When you file for bankruptcy, does the court take every possession you own to pay your debts? The answer is the court will never take everything you own, but you may lose some of your most valuable possessions and anything that isn’t exempt under bankruptcy law.
One of the most-asked questions regarding bankruptcy exemptions is whether a homeowner will lose his or her home when filing for bankruptcy. While no lawyer can guarantee a debtor will keep his or her house after bankruptcy, bankruptcy law includes something called the “homestead exemption,” which a homeowner can use to exempt property from seizure during the bankruptcy process.
Legal website Nolo explains:
“Under the Illinois exemption system, homeowners may exempt up to $15,000 of their home or other property covered by the homestead exemption.
The Illinois homestead exemption requires that you be a legal owner of record to claim the exemption, meaning your name is listed on the deed to the property.”
Married couples who file bankruptcy together receive double the exemption amount, which adds up to $30,000 of equity in the home. Not all couples will want to file as a couple, and couples should always consult with a lawyer before deciding to file for bankruptcy together.
A surviving spouse may also qualify to keep equity in the home as long as that spouse lives in the home once owned by his or her partner. Children of someone who filed for bankruptcy would also qualify to protect the home until they reached the age of 18.
What Property Does the Court Need to Know About During Bankruptcy?
Although the court will allow a debtor to keep some possessions that he or she must use every day – things like clothing and personal items – the court’s bankruptcy trustee will usually sell items of great value like financial assets and expensive vehicles.

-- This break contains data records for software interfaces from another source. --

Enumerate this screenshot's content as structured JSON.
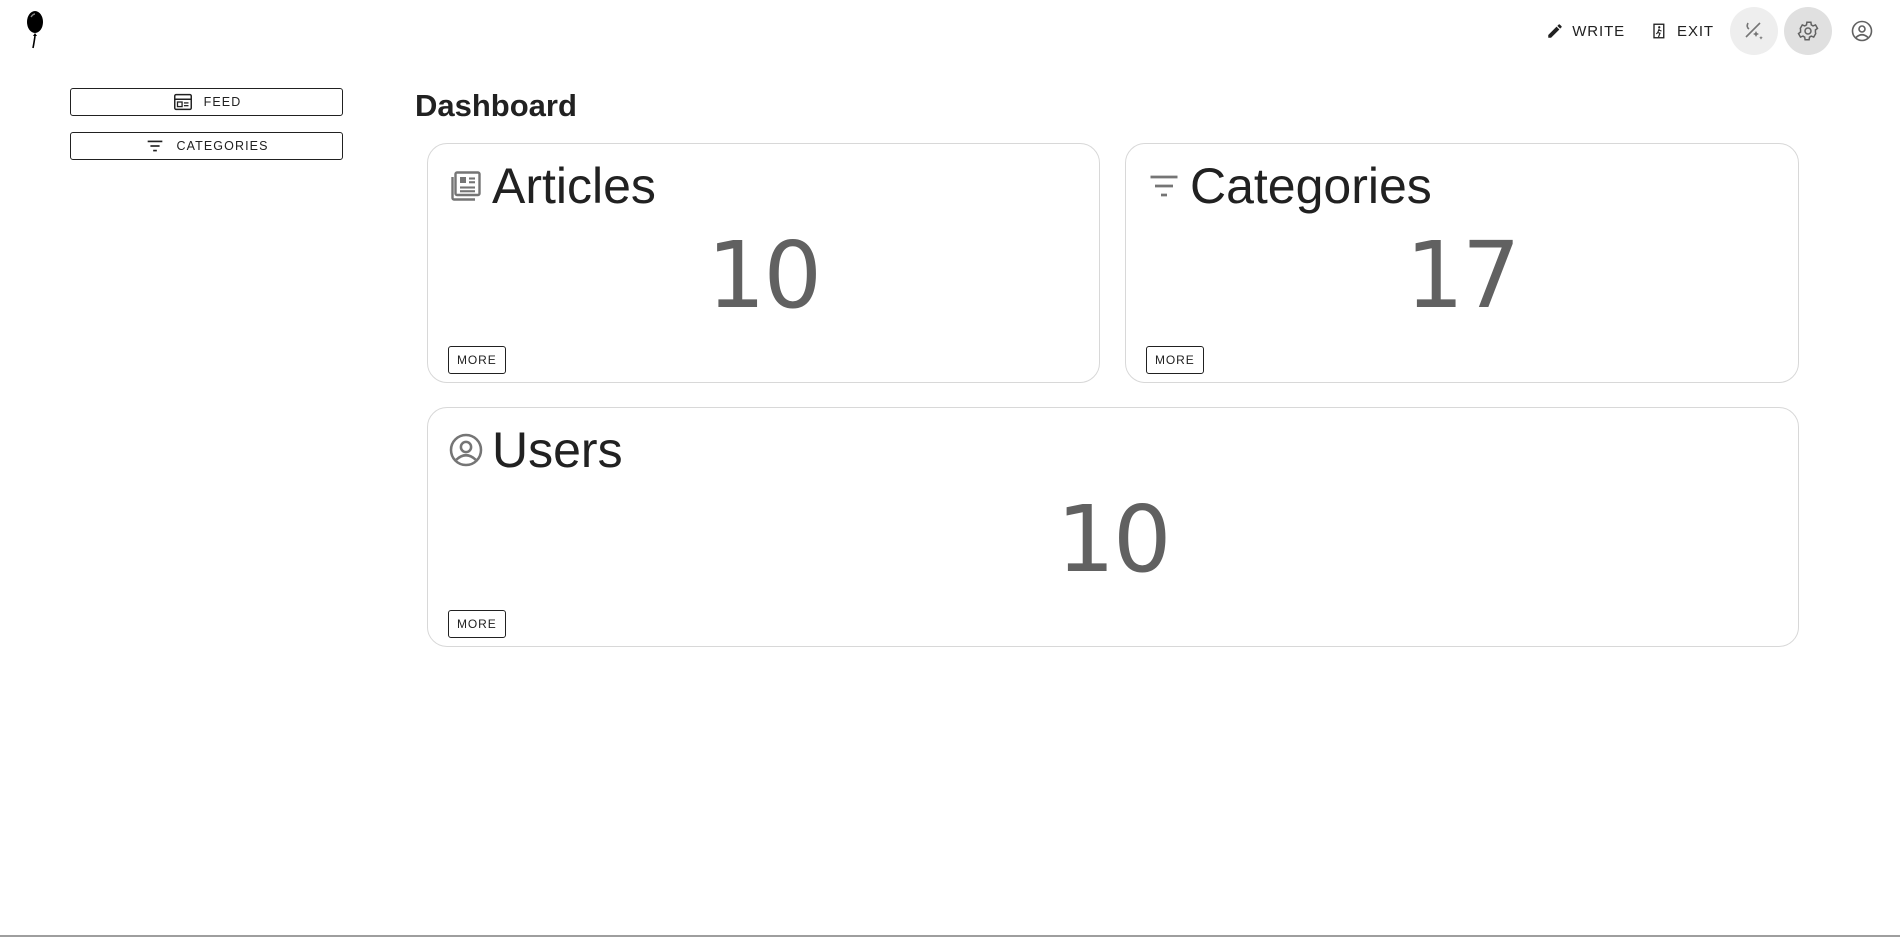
{
  "header": {
    "logo_icon": "balloon-icon",
    "write_label": "WRITE",
    "exit_label": "EXIT",
    "theme_icon": "theme-toggle-icon",
    "settings_icon": "gear-icon",
    "account_icon": "account-circle-icon"
  },
  "sidebar": {
    "items": [
      {
        "label": "FEED",
        "icon": "feed-icon"
      },
      {
        "label": "CATEGORIES",
        "icon": "filter-icon"
      }
    ]
  },
  "main": {
    "title": "Dashboard",
    "cards": [
      {
        "title": "Articles",
        "count": "10",
        "more": "MORE",
        "icon": "newspaper-icon"
      },
      {
        "title": "Categories",
        "count": "17",
        "more": "MORE",
        "icon": "filter-icon"
      },
      {
        "title": "Users",
        "count": "10",
        "more": "MORE",
        "icon": "account-circle-icon"
      }
    ]
  },
  "colors": {
    "text": "#212121",
    "count": "#616161",
    "card_border": "#d8d8d8",
    "icon": "#757575"
  }
}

Some of the items a debtor will need to tell the court about include real estate, vehicles, household items, financial assets, and commercial or business assets.
Advice website lawyers.com explains further:
“When you account for your property on Schedule A/B, you’ll also include the value of the asset. Not all property values are assessed in the same way, however. For example, you’ll use the ‘retail replacement value’ (the amount of money needed to replace an item of the same age and condition) for household items and the ‘fair market value’ (the price your home would bring on the real estate market) for property.”
The type of bankruptcy filed will also determine the fate of any property not exempt under bankruptcy law.
Chapter 7 bankruptcy will result in the sale of property with the proceeds given to creditors. Chapter 13 bankruptcy can result in a debtor keeping all of his or her property, but only if he or she can complete a payment plan to repay unsecured creditors.
How Do You File for a Homestead Exemption in Illinois?
Not to be confused with the exemption granted to some homeowners regarding their property taxes, the homestead exemption as it relates to bankruptcy in Illinois is automatic. Unlike certain other states, there is no need to file a homestead declaration to exempt property during bankruptcy.
Further information about the homestead exemption can be found within the Illinois Code of Civil Procedure. While it may benefit a debtor to become familiar with this code, a bankruptcy lawyer is the best source of information in deciphering the walls of text often featured in a state’s code.
Do You Need Assistance from a Bankruptcy Lawyer in Illinois?
Have you decided to sell your home and need a real estate lawyer? Are you considering bankruptcy and need a bankruptcy lawyer? Do you want to fight an unscrupulous debt collector and require the help of a debt collection lawyer? Contact Suburban Legal Group for expert legal assistance.
DISCLAIMER: All information on this website are provided for informational purposes only and are not intended to be construed as legal advice. Suburban Legal Group PC shall not be liable for any errors or inaccuracies contained herein, or any actions taken in reliance thereon.